Two grammatical errors you SHOULD be making in your copy
October 26, 2016 • Glenn Murray
Rules are great. Blind adherence to the rules? Not so much.
As a copywriter, you’re constantly breaking rules. You’re a grammar rebel. You have to be. Otherwise you bore the shit out of people and they go buy from someone else. Sure, you need to know the rules before you break them, but you definitely can’t be both a prescriptive grammarian and a copywriter. (Or at least wear both hats at once.)
Here’s an example…
“I’m only going to give you one chance.”
Sounds fine, right? You probably heard it from your dad a thousand times, growing up.
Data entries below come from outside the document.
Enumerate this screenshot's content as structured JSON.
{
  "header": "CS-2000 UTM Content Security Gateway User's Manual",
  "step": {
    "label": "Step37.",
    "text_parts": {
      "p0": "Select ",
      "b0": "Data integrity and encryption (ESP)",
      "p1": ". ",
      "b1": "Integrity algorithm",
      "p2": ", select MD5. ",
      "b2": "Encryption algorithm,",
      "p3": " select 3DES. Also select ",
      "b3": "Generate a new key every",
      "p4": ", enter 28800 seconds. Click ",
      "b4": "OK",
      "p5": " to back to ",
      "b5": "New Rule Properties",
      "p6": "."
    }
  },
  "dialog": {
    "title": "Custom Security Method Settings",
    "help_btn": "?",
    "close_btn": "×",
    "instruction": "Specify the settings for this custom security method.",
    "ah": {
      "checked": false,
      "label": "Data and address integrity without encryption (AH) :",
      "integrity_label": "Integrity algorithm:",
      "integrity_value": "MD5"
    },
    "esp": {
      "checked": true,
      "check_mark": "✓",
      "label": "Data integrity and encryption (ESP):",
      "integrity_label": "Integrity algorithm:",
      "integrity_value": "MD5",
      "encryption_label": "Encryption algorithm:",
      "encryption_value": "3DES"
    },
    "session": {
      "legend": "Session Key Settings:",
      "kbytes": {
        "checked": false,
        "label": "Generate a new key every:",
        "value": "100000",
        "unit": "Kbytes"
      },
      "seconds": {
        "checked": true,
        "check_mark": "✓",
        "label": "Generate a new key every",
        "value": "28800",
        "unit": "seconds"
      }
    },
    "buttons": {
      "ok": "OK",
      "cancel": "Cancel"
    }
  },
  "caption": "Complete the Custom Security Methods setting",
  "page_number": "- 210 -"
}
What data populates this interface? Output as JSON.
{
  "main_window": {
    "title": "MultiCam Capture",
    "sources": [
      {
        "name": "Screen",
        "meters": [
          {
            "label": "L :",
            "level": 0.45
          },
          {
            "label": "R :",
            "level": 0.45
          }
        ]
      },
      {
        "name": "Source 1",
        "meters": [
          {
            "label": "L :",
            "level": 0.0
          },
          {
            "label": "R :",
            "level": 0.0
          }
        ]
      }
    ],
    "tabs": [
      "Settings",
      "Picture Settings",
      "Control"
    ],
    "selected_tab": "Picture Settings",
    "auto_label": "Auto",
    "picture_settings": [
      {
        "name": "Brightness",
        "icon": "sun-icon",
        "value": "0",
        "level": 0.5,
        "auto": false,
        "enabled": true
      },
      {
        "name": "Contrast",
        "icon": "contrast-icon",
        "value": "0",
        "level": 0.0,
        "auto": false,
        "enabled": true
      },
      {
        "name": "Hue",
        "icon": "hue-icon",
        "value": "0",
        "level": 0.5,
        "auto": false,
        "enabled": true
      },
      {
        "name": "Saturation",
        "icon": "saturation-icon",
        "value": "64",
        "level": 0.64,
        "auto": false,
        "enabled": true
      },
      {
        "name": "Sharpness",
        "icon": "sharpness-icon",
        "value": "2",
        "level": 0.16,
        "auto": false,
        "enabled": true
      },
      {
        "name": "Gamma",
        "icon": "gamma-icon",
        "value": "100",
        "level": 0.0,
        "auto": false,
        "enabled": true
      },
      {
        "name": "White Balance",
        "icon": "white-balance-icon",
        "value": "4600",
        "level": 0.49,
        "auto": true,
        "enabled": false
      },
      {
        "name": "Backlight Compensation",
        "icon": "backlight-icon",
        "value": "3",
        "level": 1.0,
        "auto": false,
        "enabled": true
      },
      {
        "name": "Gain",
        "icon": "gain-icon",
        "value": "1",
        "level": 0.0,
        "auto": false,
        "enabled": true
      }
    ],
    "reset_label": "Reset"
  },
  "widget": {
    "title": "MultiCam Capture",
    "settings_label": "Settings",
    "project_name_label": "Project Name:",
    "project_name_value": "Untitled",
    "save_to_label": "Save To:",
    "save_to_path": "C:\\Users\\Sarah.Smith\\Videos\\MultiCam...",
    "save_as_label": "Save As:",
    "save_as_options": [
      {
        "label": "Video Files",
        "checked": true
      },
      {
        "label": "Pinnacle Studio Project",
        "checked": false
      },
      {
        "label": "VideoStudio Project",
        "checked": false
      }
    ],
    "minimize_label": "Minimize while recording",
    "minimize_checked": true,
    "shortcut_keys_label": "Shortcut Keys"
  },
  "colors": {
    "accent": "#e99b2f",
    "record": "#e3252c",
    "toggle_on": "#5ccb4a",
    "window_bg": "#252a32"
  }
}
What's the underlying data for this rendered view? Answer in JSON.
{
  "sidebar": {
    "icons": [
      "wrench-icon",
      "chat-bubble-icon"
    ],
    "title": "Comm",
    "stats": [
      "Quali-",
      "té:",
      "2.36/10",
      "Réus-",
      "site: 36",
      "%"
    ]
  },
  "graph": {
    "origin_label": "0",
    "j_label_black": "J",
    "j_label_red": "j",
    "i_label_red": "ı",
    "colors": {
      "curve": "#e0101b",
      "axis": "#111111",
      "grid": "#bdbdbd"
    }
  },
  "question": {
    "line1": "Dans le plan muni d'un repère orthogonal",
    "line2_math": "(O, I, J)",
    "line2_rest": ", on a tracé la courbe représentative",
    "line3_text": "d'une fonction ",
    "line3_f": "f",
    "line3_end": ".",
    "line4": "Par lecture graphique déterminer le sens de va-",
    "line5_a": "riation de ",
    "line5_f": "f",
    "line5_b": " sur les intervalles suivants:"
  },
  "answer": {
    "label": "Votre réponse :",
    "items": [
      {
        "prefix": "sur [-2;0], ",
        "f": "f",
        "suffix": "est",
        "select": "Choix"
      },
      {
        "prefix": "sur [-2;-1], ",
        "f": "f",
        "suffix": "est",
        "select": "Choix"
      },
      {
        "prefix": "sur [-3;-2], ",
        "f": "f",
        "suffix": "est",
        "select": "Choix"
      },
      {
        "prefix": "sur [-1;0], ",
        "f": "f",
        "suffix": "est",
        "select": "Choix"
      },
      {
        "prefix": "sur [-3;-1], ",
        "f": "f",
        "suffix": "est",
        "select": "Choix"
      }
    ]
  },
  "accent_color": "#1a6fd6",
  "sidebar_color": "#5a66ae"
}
But it’s actually grammatically incorrect. Or at least, semantically ambiguous. Why? Because when I say it, I mean, “you get just one chance”. But what I’m technically saying is something potentially different. With the “only” where it is, it actually applies to the “give”, not to the “one chance”. i.e. “I’m only going to give…”. It implies that there are other alternatives, but you’re not going to get them. Put another way, it could be preceded by, “I could take or I could lend, but…” to form this:
“I could take or I could lend, but I’m only going to give you one chance.”
So even though what I mean is you get just one chance, the reader could interpret my meaning as something like this:
“I’ll give you a chance, but I won’t lend it.”
See what I mean?
Here’s the grammatically correct way to write this sentence:
“I’m going to give you only one chance.”
But here’s the catch: can you imagine your dad saying that? Especially when it would probably be growled through gritted teeth and closely followed by, “I’m going to come down on you like a ton of bricks!”.
That’s just not how most people speak.
And when you’re writing copy, your goal isn’t to impress people with your knowledge of grammar; your goal is to keep them reading. To make it easy for them. If you construct something that’s grammatically correct, but practically uncommon, they’ll notice. Whether consciously or sub-consciously, they’ll find it jarring. And that may be all they need to stop reading.
“Here’s a few of them.”
This is grammatically incorrect because “a few” means a small number more than one. And just as you wouldn’t say, “here is nine boys”, technically, you shouldn’t say, “here is a few of them” or, by extension, the contracted version: “here’s a few of them”.
The technically correct way to say it is:
“Here are a few of them.”
But again, sometimes the grammatically incorrect way is the right way for the reader. It requires more vocal effort to say “here are a” than to say “here’s a”. And a good rule of thumb is that if something would be hard to say, it’s probably going to be hard to read. Usually it’ll just stick out and sound stuffy.
Which is the last thing you want, as a copywriter. You want people to be immersed in your message, not focusing on the medium.
Of course, you shouldn’t break these rules blindly either! In some (rare) cases, breaking the rules just makes you sound lazy or uneducated.
Long story short? Write for your audience, not your English teacher.